Ancient Lakes is the name given to a hiking area located just west of Quincy, Washington and just off of Highway 28. This area was carved by the ancient Missoula floods. The coulee left behind was scarred with small depressions and these fill up with water to form several “ancient” lakes.
I showed up at Ancient Lakes for the first time recently and was looking forward to a classic Eastern Washington hiking experience. Don’t get me wrong, I love hiking in the Cascades and on the Olympic Peninsula, surrounded by high mountain peaks and lush green forests, but sometimes a change can be nice too. A hike like the one to Ancient Lakes is relatively easy over flat ground and allows you to see up close and personal a land of sagebrush and rock walls.
After hiking in on an old 4×4 road that now only allows horseback riding and hiking, we took a left and headed east into a canyon. After a quarter mile or so we reached the top of a small rise and were treated to one of the best views ever. As you look further into the closed off canyon you can see that you are almost completely surrounded by rock walls. We counted two waterfalls spilling over the edge and five small lakes. We hiked between the lakes to a wide open spot that was obviously a favorite to some overnight campers, then skirted one canyon wall south before following the trail up to a small saddle that provided us with a view into the next canyon and Dusty Lake.
The hike out was pain free too and we left with some nice photos and a great experience of being out on the trail in Eastern Washington. I appreciated the opportunity of getting a glimpse of what this land must have looked like to the first pioneers that went through it.
My hike through Ancient Lakes was a bit like stepping back in time. It was yet another reminder of how lucky I am to live in the Pacific Northwest.
When you think about it, the construction of a dam across a major river is pretty amazing. To stop the flow of water, or at least alter it significantly, so large crews can build a concrete structure on dry riverbed is something incredibly impressive. As roadtrippers, we pass by dams all the time. Some of them are small and some quite large. If you’re driving along the Columbia River, you are guaranteed to see one.
Just north of Wenatchee and spanning the Columbia River is Rocky Reach Dam. Construction began on this dam in 1956 and all these years later it stands as one of the more important pieces of the hydroelectric production grid in Eastern Washington. Rocky Reach Dam has 11 turbines and sits 473 river miles above where the Columbia River meets the Pacific Ocean. When built, it was a very important project for the region. It still is too.
You can access Rocky Reach Dam on the west side of the river from Highway 97A. There are climbing toys for kids as well as a picnic area and large playground available for anyone just after driving through the main gate. The visitor center is where all the really good stuff is and that is further north.
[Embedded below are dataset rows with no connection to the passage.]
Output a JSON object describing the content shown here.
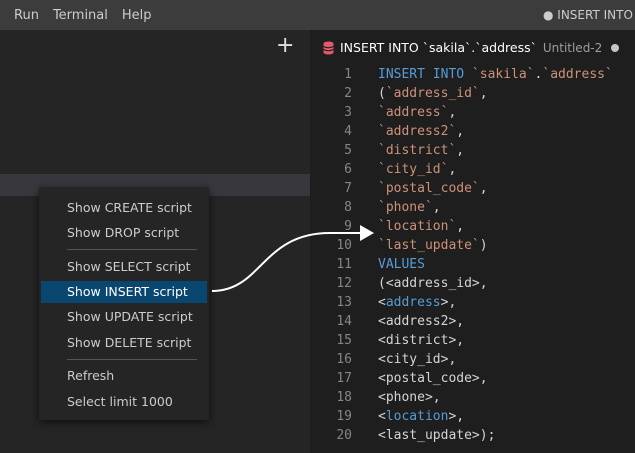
{
  "menubar": {
    "items": [
      "Run",
      "Terminal",
      "Help"
    ],
    "window_title": "● INSERT INTO `sa"
  },
  "sidebar": {
    "plus_label": "+"
  },
  "tab": {
    "title": "INSERT INTO `sakila`.`address`",
    "subtitle": "Untitled-2"
  },
  "context_menu": {
    "items": [
      "Show CREATE script",
      "Show DROP script",
      "Show SELECT script",
      "Show INSERT script",
      "Show UPDATE script",
      "Show DELETE script",
      "Refresh",
      "Select limit 1000"
    ],
    "active": "Show INSERT script"
  },
  "editor": {
    "lines": [
      [
        [
          "kw",
          "INSERT INTO "
        ],
        [
          "str",
          "`sakila`"
        ],
        [
          "pl",
          "."
        ],
        [
          "str",
          "`address`"
        ]
      ],
      [
        [
          "pl",
          "("
        ],
        [
          "str",
          "`address_id`"
        ],
        [
          "pl",
          ","
        ]
      ],
      [
        [
          "str",
          "`address`"
        ],
        [
          "pl",
          ","
        ]
      ],
      [
        [
          "str",
          "`address2`"
        ],
        [
          "pl",
          ","
        ]
      ],
      [
        [
          "str",
          "`district`"
        ],
        [
          "pl",
          ","
        ]
      ],
      [
        [
          "str",
          "`city_id`"
        ],
        [
          "pl",
          ","
        ]
      ],
      [
        [
          "str",
          "`postal_code`"
        ],
        [
          "pl",
          ","
        ]
      ],
      [
        [
          "str",
          "`phone`"
        ],
        [
          "pl",
          ","
        ]
      ],
      [
        [
          "str",
          "`location`"
        ],
        [
          "pl",
          ","
        ]
      ],
      [
        [
          "str",
          "`last_update`"
        ],
        [
          "pl",
          ")"
        ]
      ],
      [
        [
          "kw",
          "VALUES"
        ]
      ],
      [
        [
          "pl",
          "(<address_id>,"
        ]
      ],
      [
        [
          "pl",
          "<"
        ],
        [
          "kw",
          "address"
        ],
        [
          "pl",
          ">,"
        ]
      ],
      [
        [
          "pl",
          "<address2>,"
        ]
      ],
      [
        [
          "pl",
          "<district>,"
        ]
      ],
      [
        [
          "pl",
          "<city_id>,"
        ]
      ],
      [
        [
          "pl",
          "<postal_code>,"
        ]
      ],
      [
        [
          "pl",
          "<phone>,"
        ]
      ],
      [
        [
          "pl",
          "<"
        ],
        [
          "kw",
          "location"
        ],
        [
          "pl",
          ">,"
        ]
      ],
      [
        [
          "pl",
          "<last_update>);"
        ]
      ]
    ]
  },
  "colors": {
    "menubar_bg": "#3c3c3c",
    "editor_bg": "#1e1e1e",
    "sidebar_bg": "#252526",
    "menu_active": "#094771",
    "keyword": "#569cd6",
    "string": "#ce9178",
    "db_icon": "#e05a6f"
  }
}
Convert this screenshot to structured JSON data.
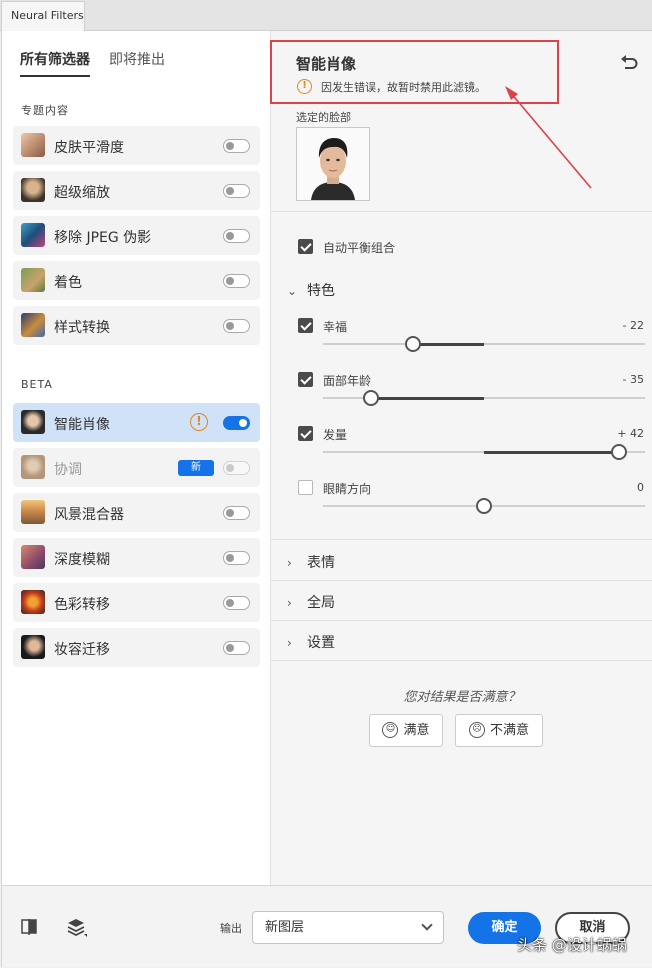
{
  "window": {
    "tab_title": "Neural Filters"
  },
  "left": {
    "tabs": [
      {
        "label": "所有筛选器",
        "active": true
      },
      {
        "label": "即将推出",
        "active": false
      }
    ],
    "featured_label": "专题内容",
    "featured": [
      {
        "label": "皮肤平滑度",
        "on": false
      },
      {
        "label": "超级缩放",
        "on": false
      },
      {
        "label": "移除 JPEG 伪影",
        "on": false
      },
      {
        "label": "着色",
        "on": false
      },
      {
        "label": "样式转换",
        "on": false
      }
    ],
    "beta_label": "BETA",
    "beta": [
      {
        "label": "智能肖像",
        "on": true,
        "warning": true,
        "selected": true
      },
      {
        "label": "协调",
        "on": false,
        "badge": "新",
        "disabled": true
      },
      {
        "label": "风景混合器",
        "on": false
      },
      {
        "label": "深度模糊",
        "on": false
      },
      {
        "label": "色彩转移",
        "on": false
      },
      {
        "label": "妆容迁移",
        "on": false
      }
    ]
  },
  "right": {
    "title": "智能肖像",
    "error_message": "因发生错误，故暂时禁用此滤镜。",
    "selected_face_label": "选定的脸部",
    "auto_balance_label": "自动平衡组合",
    "auto_balance_checked": true,
    "featured_group": "特色",
    "sliders": [
      {
        "label": "幸福",
        "checked": true,
        "value_text": "- 22",
        "value": -22
      },
      {
        "label": "面部年龄",
        "checked": true,
        "value_text": "- 35",
        "value": -35
      },
      {
        "label": "发量",
        "checked": true,
        "value_text": "+ 42",
        "value": 42
      },
      {
        "label": "眼睛方向",
        "checked": false,
        "value_text": "0",
        "value": 0
      }
    ],
    "collapsed_groups": [
      "表情",
      "全局",
      "设置"
    ],
    "feedback_question": "您对结果是否满意？",
    "satisfied_label": "满意",
    "unsatisfied_label": "不满意"
  },
  "bottom": {
    "output_label": "输出",
    "output_value": "新图层",
    "ok_label": "确定",
    "cancel_label": "取消"
  },
  "watermark": "头条 @设计蜗蜗",
  "colors": {
    "accent": "#1473e6",
    "warning": "#e68619",
    "annotation": "#d9434b",
    "selected_row": "#cfe2f8"
  }
}
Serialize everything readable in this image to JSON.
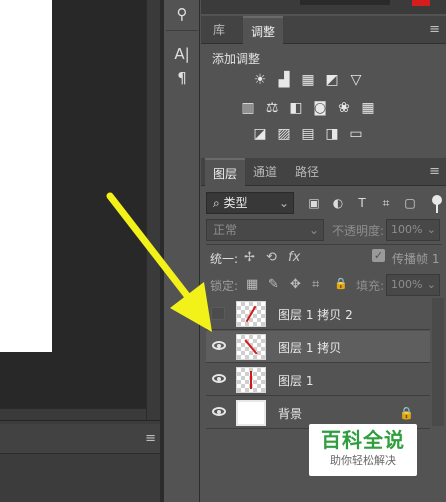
{
  "tool_strip": {
    "items": [
      {
        "icon": "stamp-icon",
        "glyph": "⚲"
      },
      {
        "icon": "character-icon",
        "glyph": "A|"
      },
      {
        "icon": "paragraph-icon",
        "glyph": "¶"
      }
    ]
  },
  "adjust_panel": {
    "tabs": [
      {
        "label": "库"
      },
      {
        "label": "调整"
      }
    ],
    "active_tab": "调整",
    "title": "添加调整",
    "row1": [
      "☀",
      "▟",
      "▦",
      "◩",
      "▽"
    ],
    "row2": [
      "▥",
      "⚖",
      "◧",
      "◙",
      "❀",
      "▦"
    ],
    "row3": [
      "◪",
      "▨",
      "▤",
      "◨",
      "▭"
    ]
  },
  "layers_panel": {
    "tabs": [
      {
        "label": "图层"
      },
      {
        "label": "通道"
      },
      {
        "label": "路径"
      }
    ],
    "active_tab": "图层",
    "filter_value": "⌕ 类型",
    "filter_icons": [
      "▣",
      "◐",
      "T",
      "⌗",
      "▢"
    ],
    "blend_mode": "正常",
    "opacity_label": "不透明度:",
    "opacity_value": "100%",
    "unify_label": "统一:",
    "unify_icons": [
      "✢",
      "⟲",
      "fx"
    ],
    "propagate_label": "传播帧 1",
    "lock_label": "锁定:",
    "lock_icons": [
      "▦",
      "✎",
      "✥",
      "⌗",
      "🔒"
    ],
    "fill_label": "填充:",
    "fill_value": "100%",
    "layers": [
      {
        "name": "图层 1 拷贝 2",
        "visible": false,
        "selected": false,
        "thumb": "transparent",
        "stroke_angle": 30,
        "locked": false
      },
      {
        "name": "图层 1 拷贝",
        "visible": true,
        "selected": true,
        "thumb": "transparent",
        "stroke_angle": -40,
        "locked": false
      },
      {
        "name": "图层 1",
        "visible": true,
        "selected": false,
        "thumb": "transparent",
        "stroke_angle": 0,
        "locked": false
      },
      {
        "name": "背景",
        "visible": true,
        "selected": false,
        "thumb": "white",
        "stroke_angle": 0,
        "locked": true
      }
    ]
  },
  "annotation": {
    "color": "#f2f21a"
  },
  "watermark": {
    "title": "百科全说",
    "subtitle": "助你轻松解决"
  },
  "colors": {
    "panel_bg": "#535353",
    "canvas_bg": "#282828",
    "accent_red": "#d61d1d"
  }
}
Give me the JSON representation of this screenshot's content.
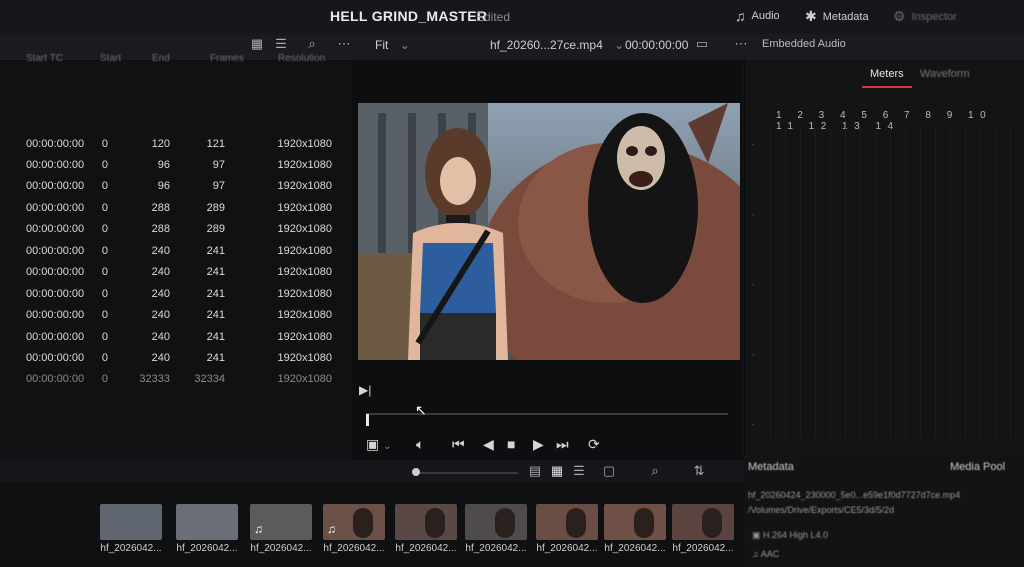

Once inside the visitor center you will see an information booth, a seating area, and a snack bar. Take the stairs down a level and you will find yourself able to view some exhibits as well as enter a small theater where some documentaries are usually playing detailing the construction of the dam, as well as how it works. When you go down one more flight of stairs (there is also an elevator), you will come to the fish viewing windows and during high volume times of the year this can be a fun place for kids and adults alike.
Rocky Reach Dam is also home to the Museum of the Columbia. Walk out onto the dam itself and gain entrance to this fascinating series of exhibits that detail the early days of the river and the inhabitants that lived along it. There are also some very cool displays of equipment used during the time of the dam’s construction. Continue on past the museum and come to a viewing window overlooking the generators that produce the electricity. At the end of that hallway is the large viewing window that gives you a close up look at the spillways. If you’re lucky, they’ll be open and white water will be raging through it on its way downstream.
I love stopping at dams and seeing the history on display as well as marveling at these manmade contraptions that briefly harnessed mother nature and got it working for them. Rocky Reach Dam is a great place to visit on your way north or south through the North Central Washington region.